And what do you feel for someone who didn't even know he was gay, who was a late maturer, who never fell in love with anybody in his life until after he went into a career that's closed off to gay men, like the ministry or American politics? Do you expect that man to give up his career? Isn't it far more likely he's going to feel that he has no choice but to lie?
Nov. 29th, 2011 12:34 pm (UTC)
Re: Larry Craig, etc
I'm curious how Barney Frank fits into your last paragraph, or more interestingly, if it's possible for other national-level politicians to come out the way he did rather than live in the closet as long as they're in politics.
Nov. 29th, 2011 06:59 pm (UTC)
Re: Larry Craig, etc
Isn't it far more likely he's going to feel that he has no choice but to lie?

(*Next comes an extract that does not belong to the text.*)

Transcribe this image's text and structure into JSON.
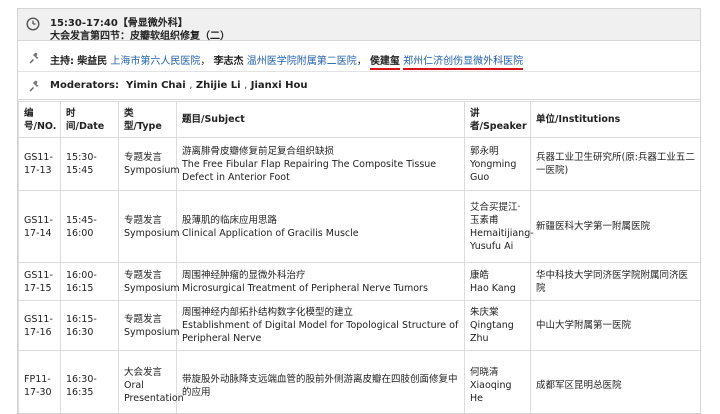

There is always a choice. It's just not always an easy one. Every once in a while, one is faced with a situation where one has to make a choice between integrity (doing what one believes is the right thing to do), and practicality, even if making the right choice can be quite costly. Judging by how many scandals one reads about (let alone the ones one never hears about), it seems like very few are willing to make the hard choice.
Nov. 30th, 2011 01:08 am (UTC)
Re: Larry Craig, etc
Thank you for the comment on Heinlein. Just one of the long list of things he was wrong about, but a clear pattern running through these.

I wonder how many of the Drys were alcoholics?
Dec. 8th, 2011 08:34 pm (UTC)
Re: Larry Craig, etc
My anger and distate at such politicians is in direct proportion as to how much they violate Rule Eight.

I've actually harshened somewhat with regard to "outing" politicians, and feel that those that consistently, actively try to make life worse for gay people, who themselves keep a boy on the side or cruise bathrooms or visit rentboy.com -- I don't care how conflicted they are, if their actions and cowardice have a direct impact on me and people I love, I won't tolerate it. Out the jerkwad.

If they're closeted, even married, but (at minimum) otherwise quietly vote down discrimination (or, stretching it, simply fail to vote on it at all), they can have my pity and my silence. I still think they're a coward, but there are plenty of times in my life I've failed to do the right thing out of fear, so, shutting up now.

Mary Cheney falls into this for me; though out, she's of the "I've got mine" mindset and is so insulated by virtue of privilege and power from the consquences of her actions, that she can support some execrable politicians/policies in order to line her pockets without feeling the sting of their outcomes. It's very Marie Antoinette-ish.